The Green Bay Packers have just over two weeks to finalize a roster that will hopefully get the team back to the Super Bowl. Over that timeframe, players will continue to jockey for spots on the final depth chart, with both expected and surprising training camp battles emerging in Green Bay.
Many of the starters have long been established, but there are still competitions to be won up and down the depth chart. Some were foreseen early in the offseason (cornerback, depth receivers) while others have heated up more recently (running back, pass rusher). So with just two more tune up games, which Packers have the most to prove?
The Packers knew early in the offseason that finalizing the backfield would be difficult. Aaron Ripkowski is locked in as the starting fullback, but beyond that things get more complicated.

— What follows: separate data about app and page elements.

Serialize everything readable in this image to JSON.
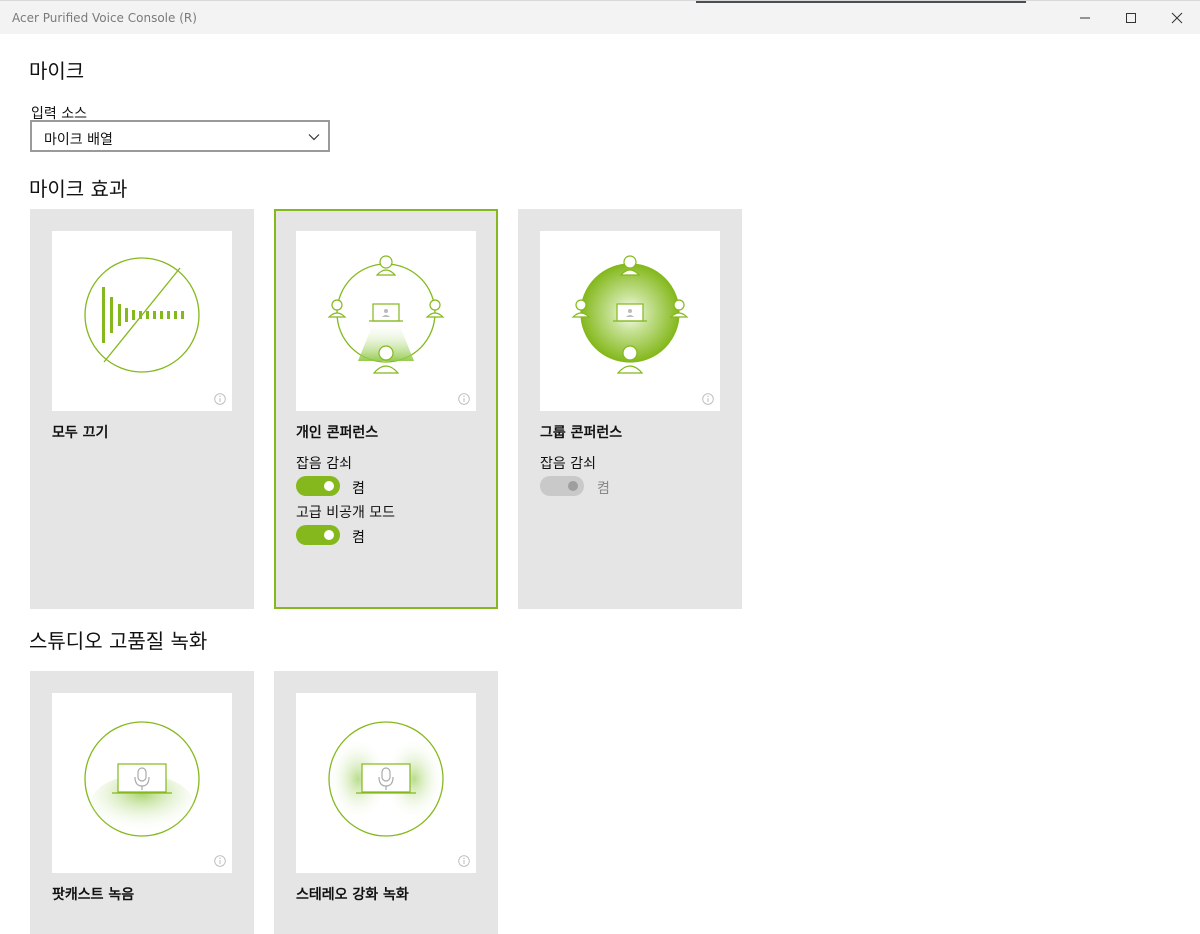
{
  "window": {
    "title": "Acer Purified Voice Console (R)"
  },
  "mic": {
    "heading": "마이크",
    "input_source_label": "입력 소스",
    "input_source_value": "마이크 배열"
  },
  "effects": {
    "heading": "마이크 효과",
    "cards": [
      {
        "title": "모두 끄기",
        "selected": false
      },
      {
        "title": "개인 콘퍼런스",
        "selected": true,
        "noise_label": "잡음 감쇠",
        "noise_state": "켬",
        "noise_enabled": true,
        "privacy_label": "고급 비공개 모드",
        "privacy_state": "켬",
        "privacy_enabled": true
      },
      {
        "title": "그룹 콘퍼런스",
        "selected": false,
        "noise_label": "잡음 감쇠",
        "noise_state": "켬",
        "noise_enabled": false
      }
    ]
  },
  "studio": {
    "heading": "스튜디오 고품질 녹화",
    "cards": [
      {
        "title": "팟캐스트 녹음"
      },
      {
        "title": "스테레오 강화 녹화"
      }
    ]
  },
  "colors": {
    "accent": "#84b81c",
    "card_bg": "#e5e5e5",
    "toggle_off": "#c9c9c9"
  }
}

Fellow fullback Joe Kerridge has drawn praise from Aaron Rodgers, leaving the door open for Green Bay to potentially hold on to two FBs. Even if the Packers elect to stick solely with Ripkowski, the battle for the featured role in the backfield has heated up over two preseason games.
Ty Montgomery, who assumed the role midway through last season, still sits as the probable number one halfback. However, fourth round pick Jamaal Williams has started attracting attention with strong pass blocking and steady camp production. While Williams and Montgomery will occupy the #1 and #2 slots, rookies Aaron Jones and Devante Mays will continue to fight for a spot as the number three back. There’s still plenty of time for one of the four to make a big impression, especially given the team’s overall struggles through two preseason games. So far, no running back on the Packers’ roster is averaging more than three yards per carry. Jones’ lowly 2.8 ypc currently lead the Green Bay backfield.
The battle with the biggest implications on the Packers’ season will be at corner. The story that’s been beaten to death is how both Damarious Randall and Quinten Rollins struggled in year two after promising rookie campaigns. Green Bay looked to remedy that situation by drafting Kevin King and Josh Jones and bringing back Davon House through free agency–all the while reaffirming a belief that Randall and Rollins could bounce back. Toss in Ladarius Gunter, who played admirably for an UDFA in a bigger-than-expected role, and the overall order of all the team’s corners still needs a lot of ironing out.
Based on experience and camp performance, House figures to emerge as the #1 when the season begins. Despite his 2016 struggles, Rollins has also excelled so far this preseason. As expected, rookies King and Jones have had up-and-down games as they adjust to the NFL, but King could also become a starter opposite House. Jones, on the other hand, looks to fill a hybrid role that brings extra speed to the defense as a whole. Randall remains too young to give up on after a promising rookie campaign, but staying healthy will go a long way toward ensuring he keeps a prominent role on the 2017 squad.
The top end of the 2017 receiving corps has been set in stone since last season ended. Jordy Nelson, Davante Adams, and Randall Cobb will (barring injury) hold down the top three receiver slots. But beyond that, things get difficult to predict.
Green Bay kept seven wide receivers to start last season, the most in the NFL. Geronimo Allison looks to join the team in Week 2 after missing the opener due to suspension, but his performance late last year should ensure him a spot on the team. Jeff Janis and Trevor Davis have failed to develop a rapport with Aaron Rodgers in their time in the league, but their special teams abilities as gunners and returners make them valuable. Malachi Dupre, DeAngelo Yancey, Max McCaffrey, and Michael Clark have also thrown their names into the mix, with McCaffrey and Clark impressing thus far in the preseason. With the most moving pieces for depth signings, it will be wide receiver that likely goes down to the wire when final roster cuts are made.
Like wide receiver, the top of the depth chart looks set for the team’s primary pass rushers. Clay Matthews and newly-paid Nick Perry will start at the two outside linebacker positions, but a handful of others will compete for snaps after that. Dean Lowry and Kyler Fackrell both enter their second seasons after flashing potential in limited action as rookies. Both showed a strong ability to get to the quarterback, and could allow Matthews and Perry some rest to stay fresh. While Fackrell and Lowry look to be next in line behind the starters, Jayrone Elliott and rookie Vince Biegel could also have an impact by the time the regular season rolls around.
There will undoubtedly be some tough cuts as the team lowers its roster to 53, and unforeseen injuries could impact who ends up with a roster spot. Other battles lower on the depth chart are also undecided, but the competitions for wide receiver, running back, corner back, and pass rusher will garner the most attention over the coming weeks..——————
Sean Blashe is a Packers fan who grew up in Bears territory and is currently a journalism and history major at Marquette University. Sean is a writer with PackersTalk.com and you can follow him on twitter at @SeanBlashe .